EXERCISE OBJECTIVE ▸ Look for "icon" in each line of the entries, and return the matching lines.

Dataset rows describing interfaces ▸
--------

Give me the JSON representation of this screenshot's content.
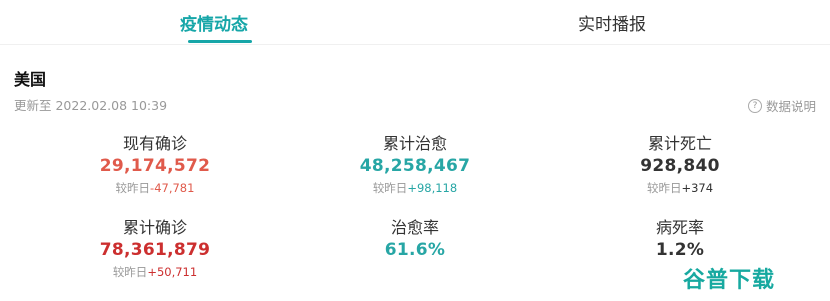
{
  "tabs": [
    {
      "label": "疫情动态",
      "active": true
    },
    {
      "label": "实时播报",
      "active": false
    }
  ],
  "region": "美国",
  "updated": "更新至 2022.02.08 10:39",
  "explain_label": "数据说明",
  "stats": {
    "current_confirmed": {
      "label": "现有确诊",
      "value": "29,174,572",
      "delta_prefix": "较昨日",
      "delta": "-47,781"
    },
    "total_cured": {
      "label": "累计治愈",
      "value": "48,258,467",
      "delta_prefix": "较昨日",
      "delta": "+98,118"
    },
    "total_deaths": {
      "label": "累计死亡",
      "value": "928,840",
      "delta_prefix": "较昨日",
      "delta": "+374"
    },
    "total_confirmed": {
      "label": "累计确诊",
      "value": "78,361,879",
      "delta_prefix": "较昨日",
      "delta": "+50,711"
    },
    "cure_rate": {
      "label": "治愈率",
      "value": "61.6%"
    },
    "death_rate": {
      "label": "病死率",
      "value": "1.2%"
    }
  },
  "watermark": "谷普下载",
  "colors": {
    "accent": "#16a6a8",
    "confirmed": "#e05a4b",
    "confirmed_total": "#cc2f2f",
    "cured": "#27a6a5",
    "deaths": "#333333"
  }
}
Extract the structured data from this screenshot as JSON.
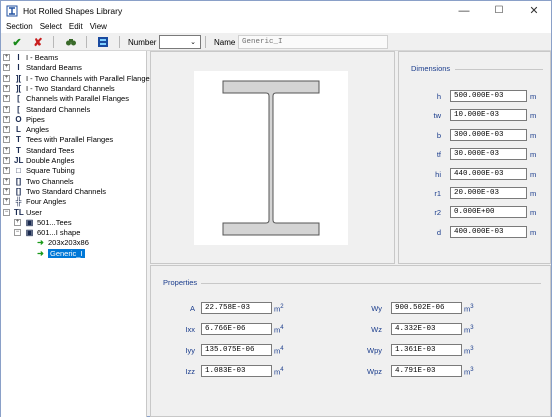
{
  "window": {
    "title": "Hot Rolled Shapes Library",
    "minimize": "—",
    "maximize": "☐",
    "close": "✕"
  },
  "menu": [
    "Section",
    "Select",
    "Edit",
    "View"
  ],
  "toolbar": {
    "ok_icon": "check-icon",
    "cancel_icon": "x-icon",
    "find_icon": "binoculars-icon",
    "library_icon": "book-icon",
    "number_label": "Number",
    "number_value": "",
    "name_label": "Name",
    "name_value": "Generic_I"
  },
  "tree": [
    {
      "label": "I - Beams",
      "sym": "I",
      "expander": "+"
    },
    {
      "label": "Standard Beams",
      "sym": "I",
      "expander": "+"
    },
    {
      "label": "I - Two Channels with Parallel Flanges",
      "sym": "][",
      "expander": "+"
    },
    {
      "label": "I - Two Standard Channels",
      "sym": "][",
      "expander": "+"
    },
    {
      "label": "Channels with Parallel Flanges",
      "sym": "[",
      "expander": "+"
    },
    {
      "label": "Standard Channels",
      "sym": "[",
      "expander": "+"
    },
    {
      "label": "Pipes",
      "sym": "O",
      "expander": "+"
    },
    {
      "label": "Angles",
      "sym": "L",
      "expander": "+"
    },
    {
      "label": "Tees with Parallel Flanges",
      "sym": "T",
      "expander": "+"
    },
    {
      "label": "Standard Tees",
      "sym": "T",
      "expander": "+"
    },
    {
      "label": "Double Angles",
      "sym": "JL",
      "expander": "+"
    },
    {
      "label": "Square Tubing",
      "sym": "□",
      "expander": "+"
    },
    {
      "label": "Two Channels",
      "sym": "[]",
      "expander": "+"
    },
    {
      "label": "Two Standard Channels",
      "sym": "[]",
      "expander": "+"
    },
    {
      "label": "Four Angles",
      "sym": "╬",
      "expander": "+"
    },
    {
      "label": "User",
      "sym": "TL",
      "expander": "−"
    },
    {
      "label": "501...Tees",
      "sym": "▣",
      "expander": "+"
    },
    {
      "label": "601...I shape",
      "sym": "▣",
      "expander": "−"
    },
    {
      "label": "203x203x86",
      "sym": "➜",
      "expander": ""
    },
    {
      "label": "Generic_I",
      "sym": "➜",
      "expander": "",
      "selected": true
    }
  ],
  "dimensions": {
    "title": "Dimensions",
    "rows": [
      {
        "label": "h",
        "value": "500.000E-03",
        "unit": "m"
      },
      {
        "label": "tw",
        "value": "10.000E-03",
        "unit": "m"
      },
      {
        "label": "b",
        "value": "300.000E-03",
        "unit": "m"
      },
      {
        "label": "tf",
        "value": "30.000E-03",
        "unit": "m"
      },
      {
        "label": "hi",
        "value": "440.000E-03",
        "unit": "m"
      },
      {
        "label": "r1",
        "value": "20.000E-03",
        "unit": "m"
      },
      {
        "label": "r2",
        "value": "0.000E+00",
        "unit": "m"
      },
      {
        "label": "d",
        "value": "400.000E-03",
        "unit": "m"
      }
    ]
  },
  "properties": {
    "title": "Properties",
    "left": [
      {
        "label": "A",
        "value": "22.758E-03",
        "unit": "m",
        "exp": "2"
      },
      {
        "label": "Ixx",
        "value": "6.766E-06",
        "unit": "m",
        "exp": "4"
      },
      {
        "label": "Iyy",
        "value": "135.075E-06",
        "unit": "m",
        "exp": "4"
      },
      {
        "label": "Izz",
        "value": "1.083E-03",
        "unit": "m",
        "exp": "4"
      }
    ],
    "right": [
      {
        "label": "Wy",
        "value": "900.502E-06",
        "unit": "m",
        "exp": "3"
      },
      {
        "label": "Wz",
        "value": "4.332E-03",
        "unit": "m",
        "exp": "3"
      },
      {
        "label": "Wpy",
        "value": "1.361E-03",
        "unit": "m",
        "exp": "3"
      },
      {
        "label": "Wpz",
        "value": "4.791E-03",
        "unit": "m",
        "exp": "3"
      }
    ]
  },
  "colors": {
    "accent": "#0078d7",
    "label_blue": "#1a3c8c",
    "ok_green": "#1a8a1a",
    "cancel_red": "#c81e1e"
  }
}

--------

RESPONSE TO THIS EXERCISE ▸
    "ok_icon": "check-icon",
    "cancel_icon": "x-icon",
    "find_icon": "binoculars-icon",
    "library_icon": "book-icon",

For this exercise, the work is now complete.